|Subject: BBC: Militia terror in Timor
Date: Sat, 17 Jul 1999 09:13:58 -0400
From: "John M. Miller" <firstname.lastname@example.org>
Saturday, July 10, 1999 Published at 20:01 GMT 21:01 UK
World: Asia-Pacific Militia terror in Timor
By Jonathan Head in East Timor
Aid agencies in East Timor say at least 60,000 people have been displaced from their homes and an even larger number are in need of humanitarian assistance because of a campaign of terror by pro-Jakarta militias.
Access to many areas has been blocked by the groups, despite assurances from the Indonesian Government that it is capable of guaranteeing security until next month's referendum on the territory's future.
Every day the office of East Timor's largest human rights organisation is filled with anxious looking people waiting to relate their experiences at the hands of the militias.
Most have fled from their villages. Some saw their homes burnt down.
Nights of terror
They speak of nights of terror, as the often drunk paramilitaries go from house to house looking for suspected independence supporters.
They say women are frequently raped and young men taken away, never to be seen again.
Those who found shelter in the capital Dili are lucky. In the west of the territory, tens of thousands are reported to be living in the arid Timorese bush beyond help.
The only aid convoy to get through to them was attacked by the militias last week. No others have made it through the barricaded roads which lead into the militia held areas.
Aid agencies believe that as well as the more than 60,000 people who have fled from their homes, a far larger number still living close to their villages may need assistance because they dare not sleep in their own homes or work in their fields.

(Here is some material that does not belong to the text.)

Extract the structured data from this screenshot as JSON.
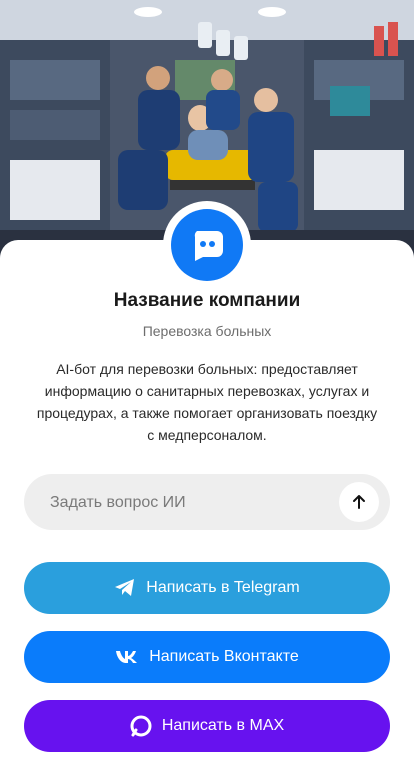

The Indonesian authorities have suggested organising more aid convoys, but the agencies stressed that the situation can only improve if the government stands by its promises to control the militias.
Despite official claims that the problem is the result of clashes between pro and anti-independence groups, the agencies say nearly all the incidents of intimidation are attributed to the pro-Jakarta paramilitaries.
By next Tuesday the United Nations must decide whether to delay the referendum for a second time because of the lack of security.
Both Indonesia and the UN have ruled out a peace-keeping force for East Timor.